With some NFL teams’ rules for cheerleaders and general treatment of that group under scrutiny, The New York Times published an eye-opening story that detailed claims of many inappropriate and uncomfortable moments for Washington Redskins cheerleaders during a 2013 trip to Costa Rica.
The story, written by Juliet Macur, said that during a trip for the cheerleader calendar photo shoot, the cheerleaders “were required to be topless” and an all-male group of sponsors and FedExField suite holders “were granted up-close access to the photo shoots.”
“They weren’t putting a gun to our heads, but it was mandatory for us to go,” one of the cheerleaders told The Times.
“We weren’t asked, we were told. Other girls were devastated because we knew exactly what she was doing.”
Macur said she spoke to five cheerleaders who were on the trip as well as others who heard descriptions of the trip and corroborated the details.
One evening, Macur wrote, the squad’s director told nine of the 36 cheerleaders that some of the sponsors had “picked them to be personal escorts at a nightclub.”
That nightclub trip did not involve sex, The Times said, but Macur wrote that several of the cheerleaders began to cry when told.
One cheerleader said she felt as if the arrangement amounted to “pimping us out”.
“It’s just not right to send cheerleaders out with strange men when some of the girls clearly don’t want to go,” another cheerleader told The Times.
“But unfortunately, I feel like it won’t change until something terrible happens, like a girl is assaulted in some way, or raped. I think teams will start paying attention to this only when it’s too late.”
Longtime director of the Redskins cheerleaders Stephanie Jojokian disputed details of the trip, saying the trip to the nightclub was not mandatory and the cheerleaders who went weren’t picked by sponsors.
Two cheerleaders who were on that trip and were made available to The Times by the team told Macur that Jojokian didn’t force the cheerleaders to do anything they didn’t want to do.
The Redskins told The Times the cheerleaders were paid nothing for the weeklong trip other than transportation costs, meals and lodging.
The trip was seen as mandatory for the cheerleaders, the story said.
After the Costa Rica trip some cheerleaders left the squad, saying they felt “worthless and unprotected,” The Times wrote.
The Times has previously written about complaints from NFL cheerleaders about treatment. At least two have filed discrimination complaints.
Former Saints cheerleader Bailey Davis, who filed a complaint with the Equal Employment Opportunity Commission, told The Times about a Saints handbook for cheerleaders with strict and outdated rules on fraternising with players and social media rules that required them to block players from following them.
The Redskins provided a statement to The New York Times that said: “The Redskins’ cheerleader program is one of the NFL’s premier teams in participation, professionalism, and community service.

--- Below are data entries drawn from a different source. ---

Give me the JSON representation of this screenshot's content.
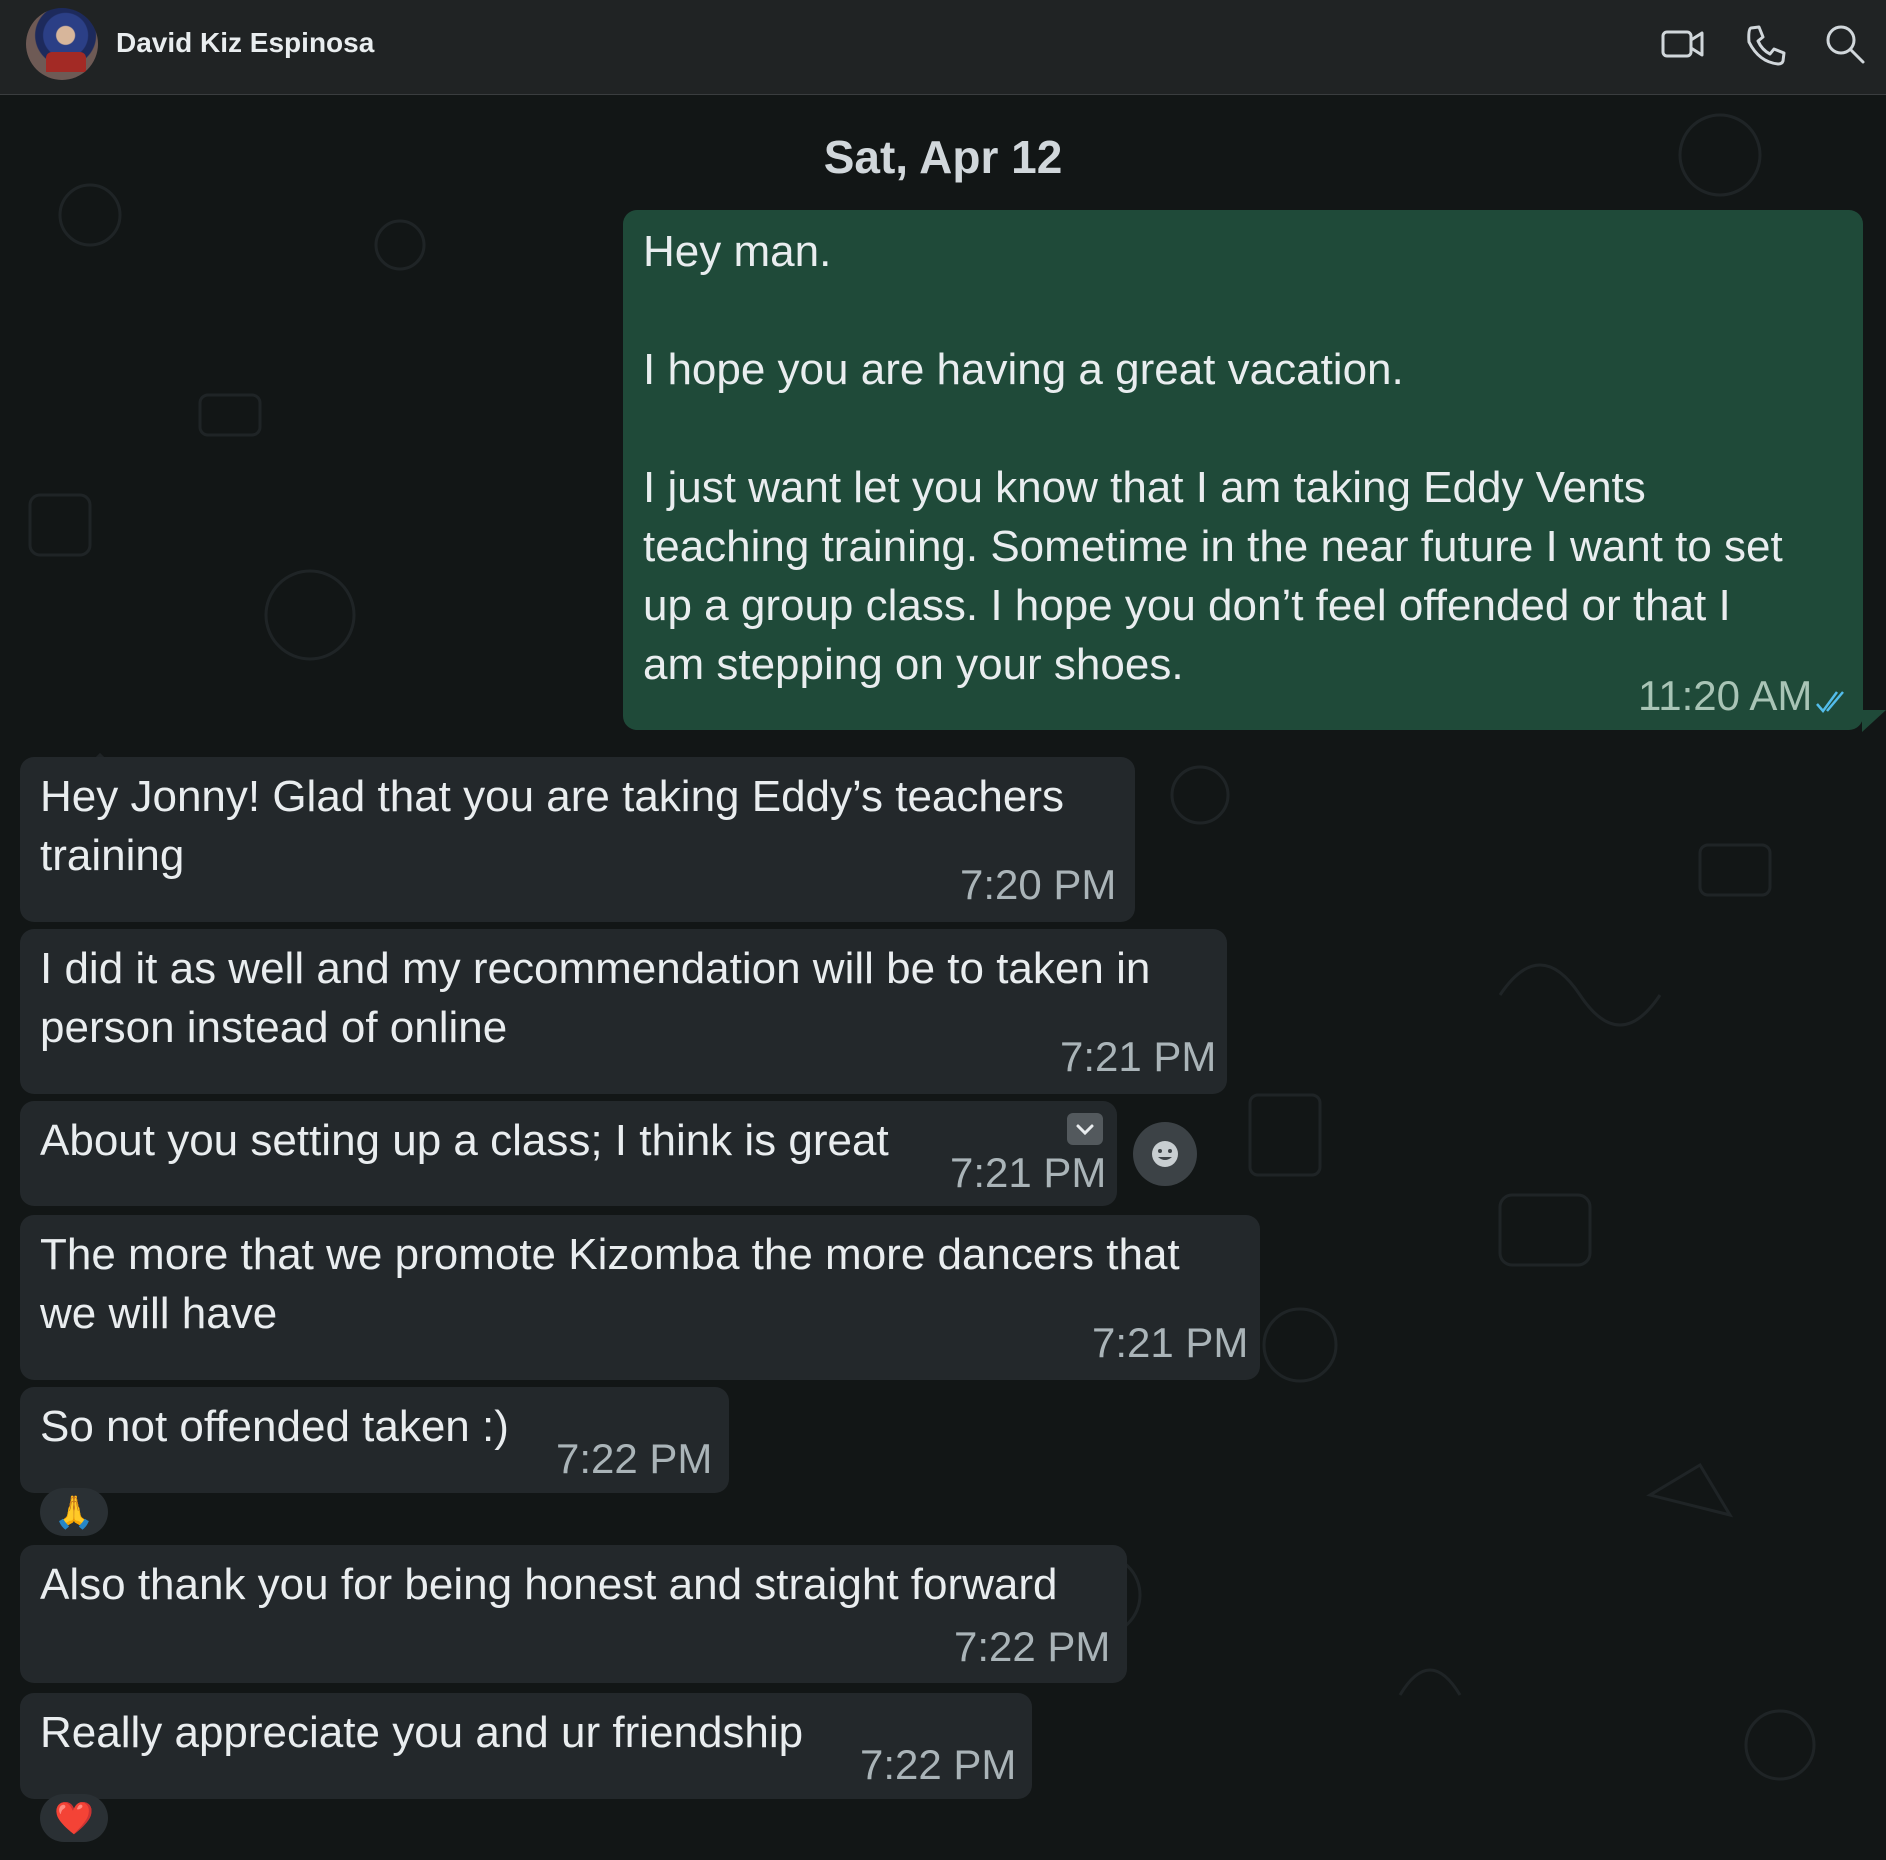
{
  "header": {
    "contact_name": "David Kiz Espinosa",
    "icons": [
      "video-camera-icon",
      "phone-icon",
      "search-icon"
    ]
  },
  "date_separator": "Sat, Apr 12",
  "messages": [
    {
      "direction": "outgoing",
      "text": "Hey man.\n\nI hope you are having a great vacation.\n\nI just want let you know that I am taking Eddy Vents\nteaching training. Sometime in the near future I want to set\nup a group class. I hope you don’t feel offended or that I\nam stepping on your shoes.",
      "time": "11:20 AM",
      "status": "read"
    },
    {
      "direction": "incoming",
      "text": "Hey Jonny! Glad that you are taking Eddy’s teachers\ntraining",
      "time": "7:20 PM"
    },
    {
      "direction": "incoming",
      "text": "I did it as well and my recommendation will be to taken in\nperson instead of online",
      "time": "7:21 PM"
    },
    {
      "direction": "incoming",
      "text": "About you setting up a class; I think is great",
      "time": "7:21 PM"
    },
    {
      "direction": "incoming",
      "text": "The more that we promote Kizomba the more dancers that\nwe will have",
      "time": "7:21 PM"
    },
    {
      "direction": "incoming",
      "text": "So not offended taken :)",
      "time": "7:22 PM",
      "reaction": "🙏"
    },
    {
      "direction": "incoming",
      "text": "Also thank you for being honest and straight forward",
      "time": "7:22 PM"
    },
    {
      "direction": "incoming",
      "text": "Really appreciate you and ur friendship",
      "time": "7:22 PM",
      "reaction": "❤️"
    }
  ],
  "colors": {
    "outgoing_bubble": "#1f4a39",
    "incoming_bubble": "#23282b",
    "read_tick": "#53bdeb",
    "header_bg": "#202324"
  }
}
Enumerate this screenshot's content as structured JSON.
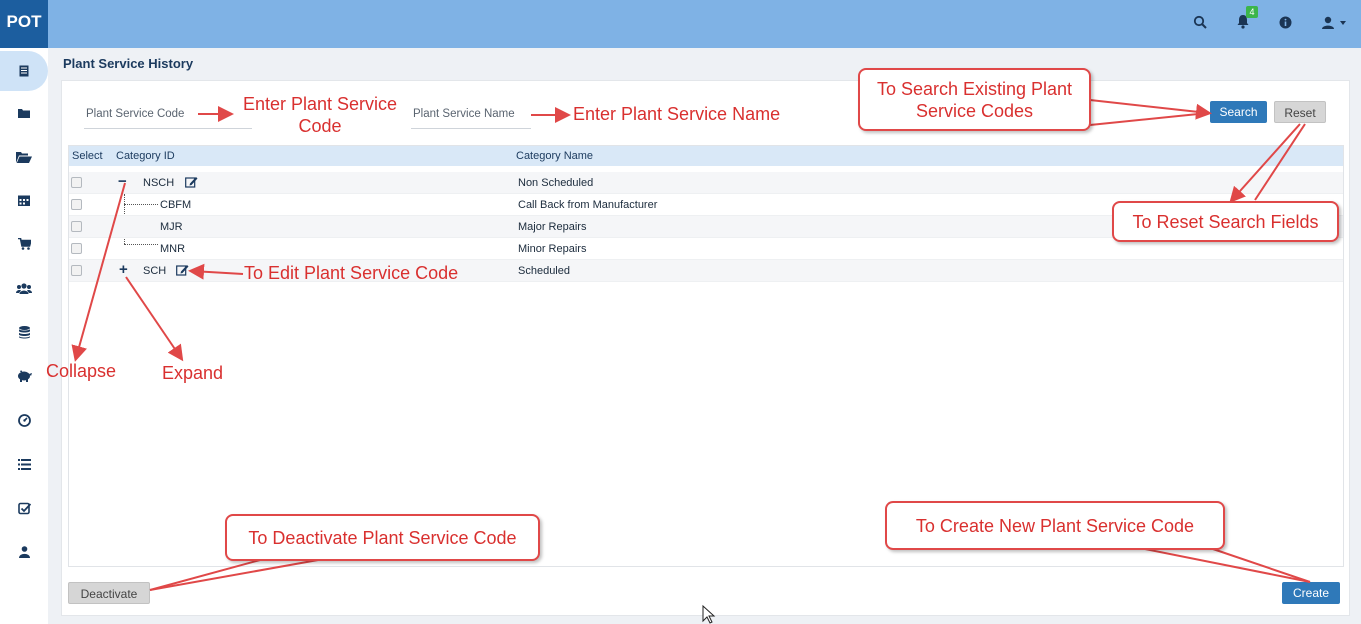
{
  "app": {
    "logo": "POT",
    "notification_count": "4"
  },
  "topbar": {
    "icons": [
      "search-icon",
      "bell-icon",
      "info-icon",
      "user-icon"
    ]
  },
  "sidebar": {
    "icons": [
      "document-icon",
      "folder-icon",
      "folder-open-icon",
      "calendar-icon",
      "cart-icon",
      "users-icon",
      "database-icon",
      "piggy-bank-icon",
      "gauge-icon",
      "list-icon",
      "checklist-icon",
      "user-icon"
    ]
  },
  "page": {
    "title": "Plant Service History"
  },
  "search": {
    "code_label": "Plant Service Code",
    "name_label": "Plant Service Name",
    "search_label": "Search",
    "reset_label": "Reset"
  },
  "grid": {
    "headers": {
      "select": "Select",
      "category_id": "Category ID",
      "category_name": "Category Name"
    },
    "rows": [
      {
        "code": "NSCH",
        "name": "Non Scheduled",
        "toggle": "−",
        "level": 0
      },
      {
        "code": "CBFM",
        "name": "Call Back from Manufacturer",
        "level": 1
      },
      {
        "code": "MJR",
        "name": "Major Repairs",
        "level": 1
      },
      {
        "code": "MNR",
        "name": "Minor Repairs",
        "level": 1
      },
      {
        "code": "SCH",
        "name": "Scheduled",
        "toggle": "+",
        "level": 0
      }
    ]
  },
  "actions": {
    "deactivate_label": "Deactivate",
    "create_label": "Create"
  },
  "annotations": {
    "enter_code": "Enter Plant Service Code",
    "enter_name": "Enter Plant Service Name",
    "search_hint": "To Search Existing Plant Service Codes",
    "reset_hint": "To Reset Search Fields",
    "edit_hint": "To Edit Plant Service Code",
    "collapse": "Collapse",
    "expand": "Expand",
    "deactivate_hint": "To Deactivate Plant Service Code",
    "create_hint": "To Create New Plant Service Code"
  },
  "colors": {
    "topbar": "#7fb2e5",
    "logo_bg": "#1c5e9f",
    "primary": "#2f79b9",
    "annotation": "#d9302f",
    "badge": "#3cb54a"
  }
}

Each Redskin cheerleader is contractually protected to ensure a safe and constructive environment. The work our cheerleaders do in our community, visiting our troops abroad, and supporting our team on the field is something the Redskins organisation and our fans take great pride in.”